Drinking: The Paper Trail at Friday Saturday Sunday, a bar that prides itself on ditching the paperwork for an off-menu experience.
Watching: Rittenhouse Square in the newly-released trailer for Glass, M. Night Shyamalan's upcoming Philly-filmed movie.
Listening to: Folk music, inspired by the incredible legacy of the Bucks County Folk Music Shop, one of the nation's oldest stores for acoustic stringed instruments.
Comment of the week
A DAILY DOSE OF | ORANGE

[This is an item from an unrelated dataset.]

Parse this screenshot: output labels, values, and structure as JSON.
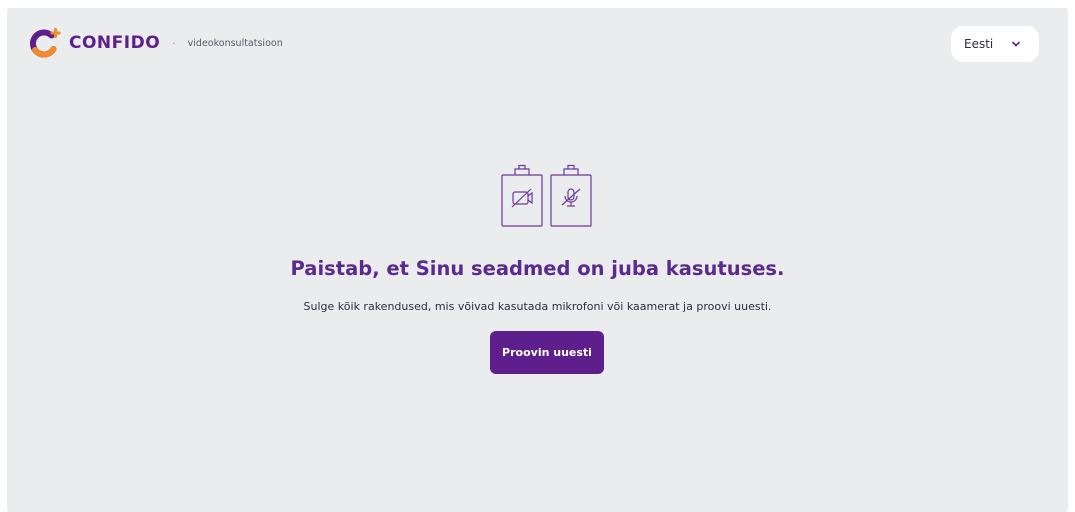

Gritty has come into Philly like a wrecking ball , and whether you love, hate, or just prefer to keep a safe distance from the Flyers' furball, you've got to give credit to the mascot's masterful marketing .